The birds of Houston have mistaken our third floor balcony for a bird sanctuary. The former residents of our home did nothing to discourage this, but we have paraded several experts through our bedroom to study the small balcony and offer suggestions. Our efforts to decrease the bird population (and resulting huge mess) came to a halt last spring when a nest with an egg appeared on the floor of the balcony. Even though we had been actively trying to get rid of the birds, we enjoyed peaking through the blinds on the door to check the progress of the egg. Finally it hatched and we watched the tiny bird grow. I actually fretted if I thought Mama was spending too much time away from her baby. One day when I checked, the nest was empty. The Mama had successfully launched her newborn. Over the rest of the year, we managed to decrease the number of birds making our tiny balcony their home perch, but the floor of the balcony was still available. This spring, a new nest, this time with two eggs, appeared in exactly the same spot as last year. Once again, several times a day I would peak through the blinds to check the progress of the two eggs. Finally, two tiny birds appeared. Every time I checked after that, Mama was firmly perched on her nest. Then yesterday, Mama was gone, and I could see one very still baby bird in the nest. I knew it was dead, but nonetheless I checked several more times in case the baby bird had been “sleeping.” But no, the baby bird was really dead. And that is a harsh truth – babies of all species sometimes die.

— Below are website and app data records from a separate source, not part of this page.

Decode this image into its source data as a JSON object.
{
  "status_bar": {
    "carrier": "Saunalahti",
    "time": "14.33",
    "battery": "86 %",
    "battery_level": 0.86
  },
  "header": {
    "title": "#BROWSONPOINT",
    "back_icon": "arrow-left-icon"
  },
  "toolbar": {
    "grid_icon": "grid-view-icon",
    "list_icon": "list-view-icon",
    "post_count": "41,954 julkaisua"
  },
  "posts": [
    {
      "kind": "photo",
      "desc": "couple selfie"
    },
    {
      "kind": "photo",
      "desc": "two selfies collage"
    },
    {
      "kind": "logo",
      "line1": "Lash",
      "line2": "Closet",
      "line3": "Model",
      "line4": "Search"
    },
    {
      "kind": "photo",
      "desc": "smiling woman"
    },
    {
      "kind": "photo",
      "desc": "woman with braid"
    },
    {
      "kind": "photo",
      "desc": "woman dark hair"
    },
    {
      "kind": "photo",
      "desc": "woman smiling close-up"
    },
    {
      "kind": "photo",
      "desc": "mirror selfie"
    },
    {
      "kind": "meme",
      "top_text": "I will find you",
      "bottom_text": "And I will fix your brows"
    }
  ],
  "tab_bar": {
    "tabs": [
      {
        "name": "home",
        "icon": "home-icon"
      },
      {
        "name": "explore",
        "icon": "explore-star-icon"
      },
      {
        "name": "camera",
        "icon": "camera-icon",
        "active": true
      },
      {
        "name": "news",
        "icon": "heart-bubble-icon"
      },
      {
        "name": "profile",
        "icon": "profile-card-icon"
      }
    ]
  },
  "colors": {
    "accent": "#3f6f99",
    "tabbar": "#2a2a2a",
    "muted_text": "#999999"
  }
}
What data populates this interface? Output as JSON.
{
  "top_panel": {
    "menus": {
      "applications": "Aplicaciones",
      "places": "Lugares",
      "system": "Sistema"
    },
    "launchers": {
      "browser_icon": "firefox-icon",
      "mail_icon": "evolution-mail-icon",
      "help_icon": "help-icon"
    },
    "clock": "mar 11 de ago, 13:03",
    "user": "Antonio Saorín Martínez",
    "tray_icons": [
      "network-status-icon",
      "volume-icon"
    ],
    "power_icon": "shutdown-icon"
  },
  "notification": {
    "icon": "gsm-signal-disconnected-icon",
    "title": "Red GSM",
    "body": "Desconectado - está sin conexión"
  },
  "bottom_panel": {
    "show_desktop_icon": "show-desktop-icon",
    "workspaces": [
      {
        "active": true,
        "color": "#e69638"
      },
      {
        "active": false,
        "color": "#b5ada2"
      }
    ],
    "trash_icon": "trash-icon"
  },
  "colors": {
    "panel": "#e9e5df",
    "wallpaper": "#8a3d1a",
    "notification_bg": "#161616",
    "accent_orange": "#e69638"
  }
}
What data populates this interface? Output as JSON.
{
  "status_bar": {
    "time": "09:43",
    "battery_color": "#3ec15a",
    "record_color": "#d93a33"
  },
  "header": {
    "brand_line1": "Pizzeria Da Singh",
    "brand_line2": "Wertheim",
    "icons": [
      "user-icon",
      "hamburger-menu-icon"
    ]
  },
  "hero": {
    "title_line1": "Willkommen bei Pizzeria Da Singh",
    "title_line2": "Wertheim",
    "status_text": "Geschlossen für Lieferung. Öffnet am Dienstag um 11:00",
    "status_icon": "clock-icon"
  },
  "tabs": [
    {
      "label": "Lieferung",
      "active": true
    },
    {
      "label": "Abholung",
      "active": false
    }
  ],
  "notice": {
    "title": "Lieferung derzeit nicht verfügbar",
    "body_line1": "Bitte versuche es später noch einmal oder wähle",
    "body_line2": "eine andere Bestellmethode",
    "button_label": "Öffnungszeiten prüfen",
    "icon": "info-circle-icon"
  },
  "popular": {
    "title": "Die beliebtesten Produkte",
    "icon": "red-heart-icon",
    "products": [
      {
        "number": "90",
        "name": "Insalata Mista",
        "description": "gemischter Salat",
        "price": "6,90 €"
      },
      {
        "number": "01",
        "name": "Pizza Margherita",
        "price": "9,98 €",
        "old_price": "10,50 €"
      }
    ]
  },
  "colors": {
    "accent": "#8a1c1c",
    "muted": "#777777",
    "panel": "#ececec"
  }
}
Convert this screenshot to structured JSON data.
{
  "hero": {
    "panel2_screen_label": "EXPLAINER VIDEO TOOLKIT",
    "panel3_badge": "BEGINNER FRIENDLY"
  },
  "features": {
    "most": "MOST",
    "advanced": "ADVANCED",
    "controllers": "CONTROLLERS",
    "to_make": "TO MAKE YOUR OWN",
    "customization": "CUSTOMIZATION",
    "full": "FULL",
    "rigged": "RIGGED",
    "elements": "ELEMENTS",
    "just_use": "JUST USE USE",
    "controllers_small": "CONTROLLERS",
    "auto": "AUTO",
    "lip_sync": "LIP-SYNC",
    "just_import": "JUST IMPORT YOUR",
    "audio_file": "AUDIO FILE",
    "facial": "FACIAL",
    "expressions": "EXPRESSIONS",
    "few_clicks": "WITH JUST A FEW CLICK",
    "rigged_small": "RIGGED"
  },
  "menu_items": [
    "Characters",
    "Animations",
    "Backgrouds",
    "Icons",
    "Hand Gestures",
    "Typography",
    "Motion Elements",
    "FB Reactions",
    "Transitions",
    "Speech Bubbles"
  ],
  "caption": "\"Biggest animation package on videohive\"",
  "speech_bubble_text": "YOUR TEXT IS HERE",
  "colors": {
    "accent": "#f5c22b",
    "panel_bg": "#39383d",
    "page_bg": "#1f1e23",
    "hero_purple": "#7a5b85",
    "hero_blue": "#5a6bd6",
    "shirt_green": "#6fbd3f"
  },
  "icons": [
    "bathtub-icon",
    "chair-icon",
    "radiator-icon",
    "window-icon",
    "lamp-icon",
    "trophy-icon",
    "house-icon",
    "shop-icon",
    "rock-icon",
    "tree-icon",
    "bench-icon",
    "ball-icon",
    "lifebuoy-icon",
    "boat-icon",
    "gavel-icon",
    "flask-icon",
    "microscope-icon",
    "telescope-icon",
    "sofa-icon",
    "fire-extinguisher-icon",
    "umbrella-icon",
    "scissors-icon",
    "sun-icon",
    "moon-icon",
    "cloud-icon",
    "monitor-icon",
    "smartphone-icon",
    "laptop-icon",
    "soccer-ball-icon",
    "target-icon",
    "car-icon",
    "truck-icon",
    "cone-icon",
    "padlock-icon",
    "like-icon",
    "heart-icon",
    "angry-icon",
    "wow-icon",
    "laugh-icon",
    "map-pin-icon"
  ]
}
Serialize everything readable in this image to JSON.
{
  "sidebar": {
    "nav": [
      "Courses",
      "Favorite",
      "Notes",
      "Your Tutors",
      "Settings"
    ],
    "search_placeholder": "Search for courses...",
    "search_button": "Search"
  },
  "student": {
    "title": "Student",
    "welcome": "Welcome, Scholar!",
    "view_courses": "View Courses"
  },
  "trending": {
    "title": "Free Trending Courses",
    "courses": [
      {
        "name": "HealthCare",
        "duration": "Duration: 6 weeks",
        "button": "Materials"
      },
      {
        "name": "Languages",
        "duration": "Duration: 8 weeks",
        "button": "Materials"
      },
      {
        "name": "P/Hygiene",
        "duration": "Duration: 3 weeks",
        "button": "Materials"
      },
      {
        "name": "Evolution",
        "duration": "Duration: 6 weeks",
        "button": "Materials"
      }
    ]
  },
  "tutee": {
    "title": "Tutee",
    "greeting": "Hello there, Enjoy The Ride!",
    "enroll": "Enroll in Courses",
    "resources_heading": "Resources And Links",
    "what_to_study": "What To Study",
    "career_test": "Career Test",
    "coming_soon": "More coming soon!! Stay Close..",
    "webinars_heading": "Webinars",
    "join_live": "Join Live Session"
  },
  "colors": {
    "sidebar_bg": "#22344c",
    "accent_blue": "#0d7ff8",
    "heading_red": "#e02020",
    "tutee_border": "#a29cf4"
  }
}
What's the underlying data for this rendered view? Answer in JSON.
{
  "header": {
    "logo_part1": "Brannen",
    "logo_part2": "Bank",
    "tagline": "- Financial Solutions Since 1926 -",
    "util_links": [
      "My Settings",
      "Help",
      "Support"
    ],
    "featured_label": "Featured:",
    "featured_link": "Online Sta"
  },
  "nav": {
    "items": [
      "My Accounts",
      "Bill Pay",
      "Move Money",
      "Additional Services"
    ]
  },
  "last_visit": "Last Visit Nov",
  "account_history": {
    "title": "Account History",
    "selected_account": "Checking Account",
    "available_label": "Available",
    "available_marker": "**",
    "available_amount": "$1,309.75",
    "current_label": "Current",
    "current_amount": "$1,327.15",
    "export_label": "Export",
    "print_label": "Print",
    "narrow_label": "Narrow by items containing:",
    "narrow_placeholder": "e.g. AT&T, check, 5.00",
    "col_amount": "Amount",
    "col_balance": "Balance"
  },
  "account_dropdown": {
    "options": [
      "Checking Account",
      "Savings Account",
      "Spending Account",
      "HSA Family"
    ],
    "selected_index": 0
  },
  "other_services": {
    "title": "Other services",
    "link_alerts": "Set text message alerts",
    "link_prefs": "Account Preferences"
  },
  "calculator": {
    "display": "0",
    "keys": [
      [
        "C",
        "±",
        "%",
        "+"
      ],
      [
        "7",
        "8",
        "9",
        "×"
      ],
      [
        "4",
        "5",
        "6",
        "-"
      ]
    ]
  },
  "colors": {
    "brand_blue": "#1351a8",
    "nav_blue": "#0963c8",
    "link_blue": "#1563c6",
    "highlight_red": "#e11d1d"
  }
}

There is nothing that a pregnant woman fears more than losing her baby. Thus, there has been a major set-back for TOLAC/VBAC (trial of labor after cesarean/vaginal birth after cesarean) with the publication of two recent studies in PLos Medicine. Henci Goer has done an excellent job of analyzing both studies and explaining why the conclusion heralded in press – that VBAC is always more dangerous than elective repeat cesarean – is wrong. In 2010, the National Institutes of Health convened an expert panel who studied the risks and benefits of TOLAC/VBAC. One of their important conclusions was that evidence indicates that the risk of uterine rupture during TOLAC/VBAC is statistically about the same as the risk of a major complication happening to a nulliparous (first birth) woman. The difficult truth is that there is some risk during every pregnancy; a woman who has had a previous cesarean has increased risks for both herself and her baby whether she chooses TOLAC/VBAC or repeat cesarean surgery. The more cesareans that she has, the higher the risks. As a society and as childbirth educators, we need to do a better job of acknowledging that sometimes, despite everyone’s best efforts, complications and even deaths occur. We need to spend some time in every series on unexpected outcomes and grieving. We have chosen a field that mostly has happy endings. But we have to recognize that all tragedies cannot be prevented and present our students with a realistic picture of pregnancy, labor and birth and of the risks associated with each.